  • Responsibilities can include completing internal-facing tasks and creating the reports necessary to operate a business, such as monitoring and reporting on costs, sales, spending, budgets and internal financial trends.
  • There are a number of differences between financial and managerial accounting, which are noted below.
  • The purpose and the way the financial statements are prepared are dependent on who uses the information.

The main objective of managerial accounting is to produce useful information for a company’s internal use. Business managers collect information that encourages strategic planning, helps them set realistic goals, and encourages an efficient directing of company resources. Managerial accountants focus on short-term growth strategies relating to economic maintenance. For example, managerial accountants can perform a make-or-buy analysis to determine the financial soundness of producing a part to help with manufacturing a product. Vertical analysis analyzes financial statements where each line item represents a percentage of the base figure. For income statements, each line item represents a percentage of gross sales. Organizations can use both financial accounting and managerial accounting to develop comprehensive strategies to maintain and grow their business.

Resources for Your Growing Business

Although they both deal with numbers and figures, there are quite a few differences between managerial accounting vs. financial accounting. While managerial accounting is used internally, financial accounting focuses on crafting outward-facing financial statements for external stakeholders. Managerial accounting is a process that provides financial and statistical information to company managers so they can make informed decisions about the business. The focus of managerial accounting is on internal users, unlike financial accounting which focuses on external users such as investors and creditors.

  • Managerial accounting is the process of identifying, analyzing, interpreting, and communicating financial information to managers so that they can make informed decisions about how to run their business.
  • Financial accounting information is aggregated at the end of a reporting period.
  • The company is free to produce its rules and regulation on managerial reports which means you will not get any centralized regulating reports.
  • Financial accounting is encompassing, focusing on the entire organization.
  • Financial statements are the primary output of financial accounting, and they include the balance sheet, income statement, and cash flow statement.
  • Financial accounting focuses on providing information for financial decision-making outside of the company, while managerial accounting focuses on providing information for internal use within the company.
  • Financial accounting largely looks at reports particularly to show company’s profitability and efficiency.
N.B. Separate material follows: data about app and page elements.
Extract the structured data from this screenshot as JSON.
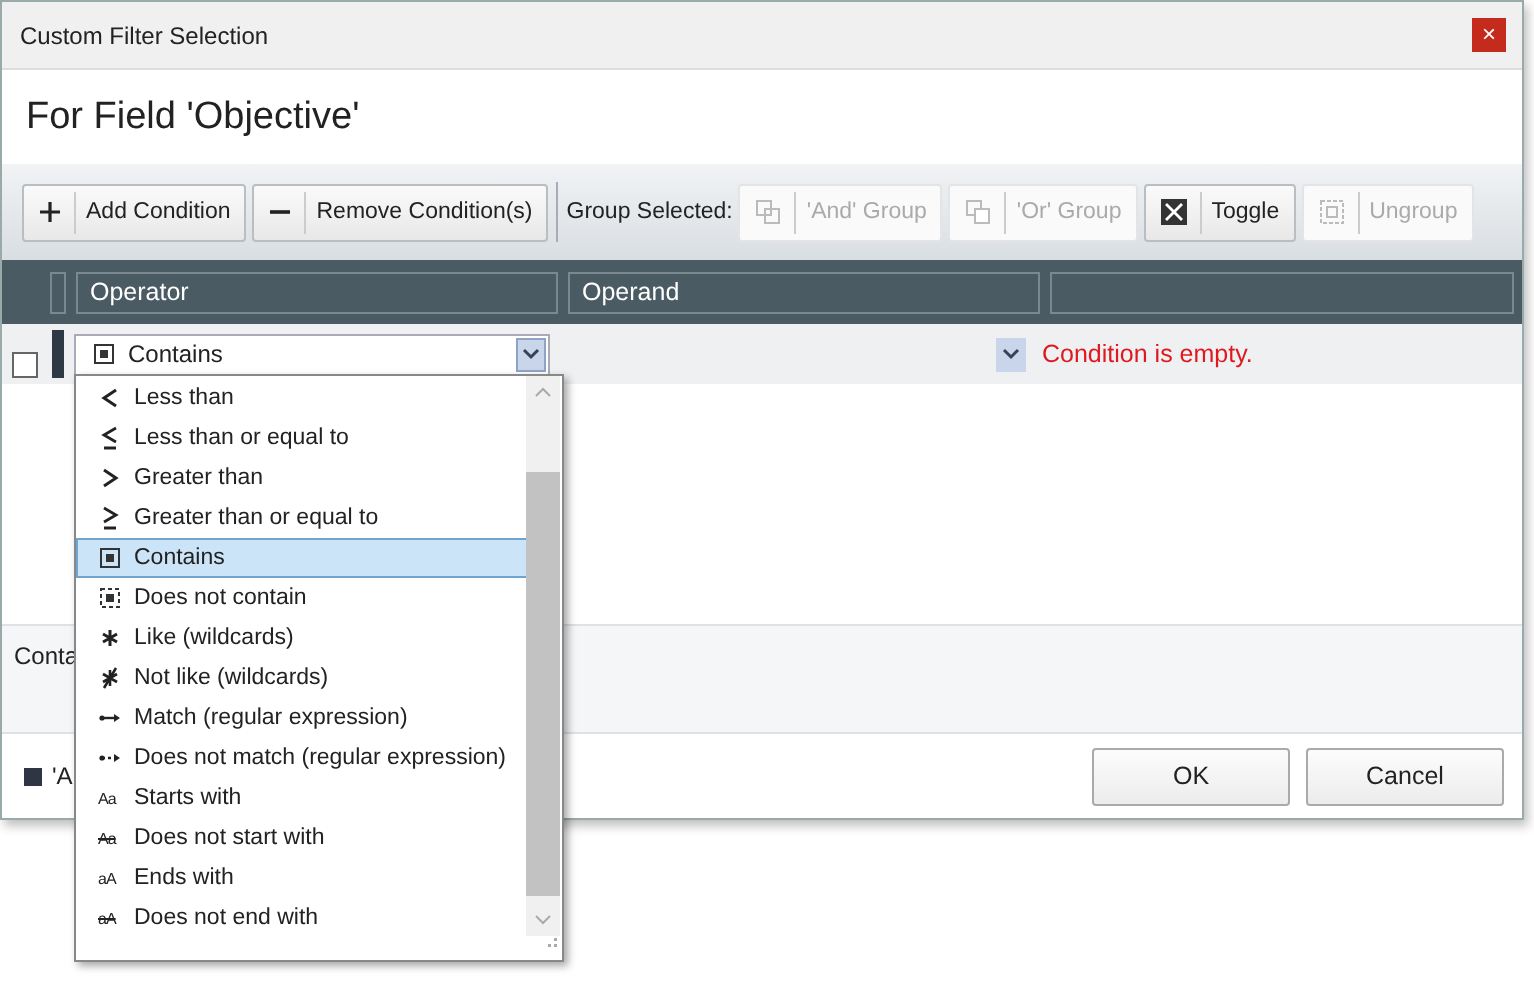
{
  "window": {
    "title": "Custom Filter Selection",
    "close": "×"
  },
  "header": "For Field 'Objective'",
  "toolbar": {
    "buttons": [
      {
        "label": "Add Condition",
        "disabled": false
      },
      {
        "label": "Remove Condition(s)",
        "disabled": false
      }
    ],
    "group_label": "Group Selected:",
    "group_buttons": [
      {
        "label": "'And' Group",
        "disabled": true
      },
      {
        "label": "'Or' Group",
        "disabled": true
      },
      {
        "label": "Toggle",
        "disabled": false
      },
      {
        "label": "Ungroup",
        "disabled": true
      }
    ]
  },
  "table": {
    "columns": [
      "Operator",
      "Operand"
    ],
    "rows": [
      {
        "checked": false,
        "operator": "Contains",
        "message": "Condition is empty."
      }
    ]
  },
  "description": "Conta",
  "footer": {
    "legend": "'A",
    "buttons": [
      "OK",
      "Cancel"
    ]
  },
  "dropdown": {
    "items": [
      {
        "label": "Less than",
        "selected": false
      },
      {
        "label": "Less than or equal to",
        "selected": false
      },
      {
        "label": "Greater than",
        "selected": false
      },
      {
        "label": "Greater than or equal to",
        "selected": false
      },
      {
        "label": "Contains",
        "selected": true
      },
      {
        "label": "Does not contain",
        "selected": false
      },
      {
        "label": "Like (wildcards)",
        "selected": false
      },
      {
        "label": "Not like (wildcards)",
        "selected": false
      },
      {
        "label": "Match (regular expression)",
        "selected": false
      },
      {
        "label": "Does not match (regular expression)",
        "selected": false
      },
      {
        "glyph": "Aa",
        "struck": false,
        "label": "Starts with",
        "selected": false
      },
      {
        "glyph": "Aa",
        "struck": true,
        "label": "Does not start with",
        "selected": false
      },
      {
        "glyph": "aA",
        "struck": false,
        "label": "Ends with",
        "selected": false
      },
      {
        "glyph": "aA",
        "struck": true,
        "label": "Does not end with",
        "selected": false
      }
    ]
  }
}
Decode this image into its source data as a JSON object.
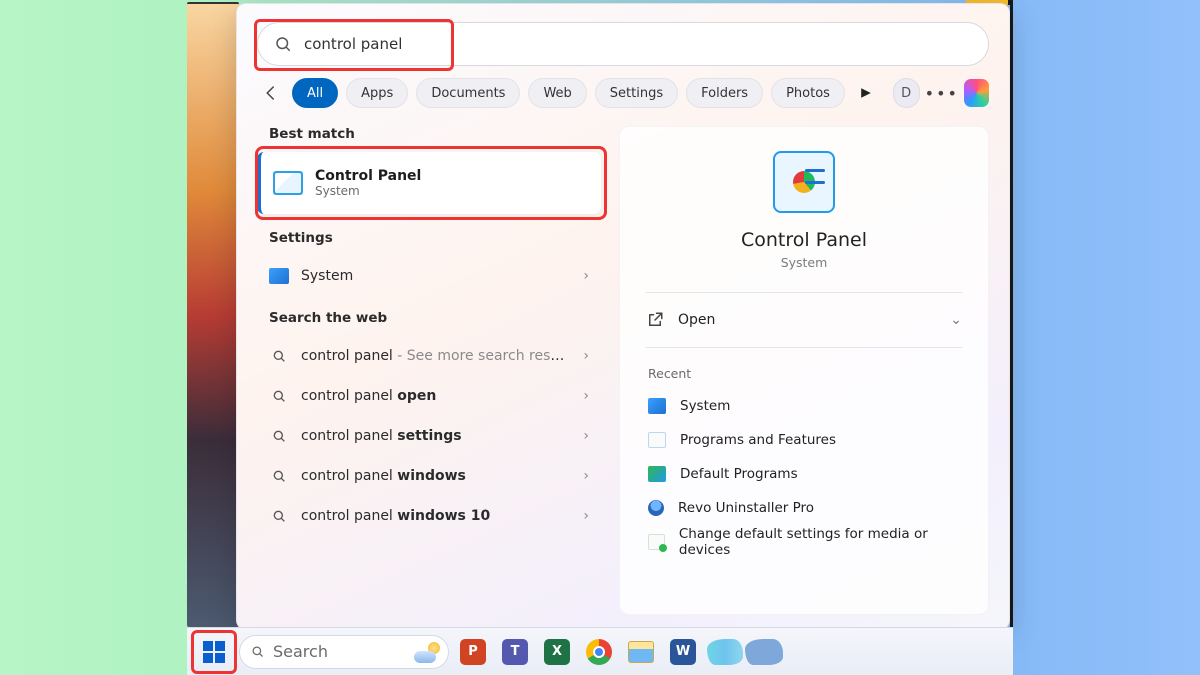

    Leave a Reply

    Your email address will not be published. Required fields are marked *